Elizabeth Gilbert: Probably still best known for Eat, Pray, Love, Gilbert has also written Committed: A Skeptic Makes Peace with Marriage and, more recently, Big Magic: Creative Living Without Fear. She is also the author of the novel The Signature of All Things.
Nick Hornby: In addition to writing novels and screenplays (e.g. High Fidelity), Hornby has written a decade’s worth of “Stuff I’ve Been Reading” columns for The Believer. They’re collected in Ten Years in the Tub.
Stephen King: King is best known for his novels, of course, but his book On Writing: A Memoir of the Craft is “a blend of memoir and craft” that makes for fascinating reading whether or not you ever plan to become a writer yourself.
Caitlin Moran: Colorful British feminist writer Moran wrote the hilarious bestseller How to Be A Woman, as well as essay collections Moranthology and Moranifesto. She is also the author of the novel How to Build A Girl.
Ann Patchett: Beloved novelist Ann Patchett brings the same wise, considered approach and deep understanding of people to her nonfiction writing. This Is The Story of A Happy Marriage is a collection not to be missed.
Gretchen Rubin: The Happiness Project was a year-long personal project supported with research; it’s a memoir only a very “Type A” person could write, and may lead to other interesting academic reading. Rubin followed up the success of that book with Happier At Home and Better Than Before.
Cheryl Strayed: You know her as the author of Wild, but she also spent time as the advice columnist “Dear Sugar”; many of her columns were collected and published as Tiny Beautiful Things.

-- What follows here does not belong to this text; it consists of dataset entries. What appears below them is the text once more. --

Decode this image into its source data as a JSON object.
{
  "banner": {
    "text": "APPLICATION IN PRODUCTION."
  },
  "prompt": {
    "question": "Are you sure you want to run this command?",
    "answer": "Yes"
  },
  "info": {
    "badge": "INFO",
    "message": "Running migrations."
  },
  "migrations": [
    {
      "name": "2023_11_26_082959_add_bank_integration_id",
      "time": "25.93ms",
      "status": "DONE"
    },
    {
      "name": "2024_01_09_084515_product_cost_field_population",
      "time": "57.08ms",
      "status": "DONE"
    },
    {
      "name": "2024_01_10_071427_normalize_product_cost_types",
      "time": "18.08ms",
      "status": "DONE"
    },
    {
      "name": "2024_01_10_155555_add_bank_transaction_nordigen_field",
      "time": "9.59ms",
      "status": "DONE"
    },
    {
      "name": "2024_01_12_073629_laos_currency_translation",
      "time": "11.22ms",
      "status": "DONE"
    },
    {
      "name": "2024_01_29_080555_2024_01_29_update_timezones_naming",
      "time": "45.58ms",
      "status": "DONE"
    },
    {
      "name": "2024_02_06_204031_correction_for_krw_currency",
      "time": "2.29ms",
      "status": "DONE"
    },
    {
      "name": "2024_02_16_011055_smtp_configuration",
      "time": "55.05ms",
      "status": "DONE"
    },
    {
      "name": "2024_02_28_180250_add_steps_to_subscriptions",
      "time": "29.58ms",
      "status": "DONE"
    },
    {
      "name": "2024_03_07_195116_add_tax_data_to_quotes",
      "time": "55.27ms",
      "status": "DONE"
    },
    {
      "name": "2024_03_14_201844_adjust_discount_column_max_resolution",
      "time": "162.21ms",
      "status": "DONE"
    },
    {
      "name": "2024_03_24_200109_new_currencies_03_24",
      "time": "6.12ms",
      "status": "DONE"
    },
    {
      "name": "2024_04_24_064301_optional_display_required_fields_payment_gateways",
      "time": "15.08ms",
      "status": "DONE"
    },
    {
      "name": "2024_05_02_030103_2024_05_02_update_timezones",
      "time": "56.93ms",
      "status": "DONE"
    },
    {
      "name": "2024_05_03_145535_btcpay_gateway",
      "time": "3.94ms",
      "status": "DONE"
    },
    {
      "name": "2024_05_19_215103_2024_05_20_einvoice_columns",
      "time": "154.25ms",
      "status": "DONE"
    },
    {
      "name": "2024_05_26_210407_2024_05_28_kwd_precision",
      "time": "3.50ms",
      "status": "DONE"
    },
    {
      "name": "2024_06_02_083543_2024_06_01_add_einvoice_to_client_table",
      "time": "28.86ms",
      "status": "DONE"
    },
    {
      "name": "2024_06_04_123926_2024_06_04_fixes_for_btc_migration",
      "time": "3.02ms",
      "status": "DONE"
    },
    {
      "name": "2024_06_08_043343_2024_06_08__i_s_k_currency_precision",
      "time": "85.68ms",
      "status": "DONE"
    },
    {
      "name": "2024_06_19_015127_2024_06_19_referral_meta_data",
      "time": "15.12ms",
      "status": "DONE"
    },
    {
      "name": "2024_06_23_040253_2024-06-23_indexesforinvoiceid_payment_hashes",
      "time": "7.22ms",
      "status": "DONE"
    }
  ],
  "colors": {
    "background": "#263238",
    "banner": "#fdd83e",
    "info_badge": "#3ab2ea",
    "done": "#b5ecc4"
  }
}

What are your favorite nonfiction books or authors? Which ones on this list are new and interesting to you?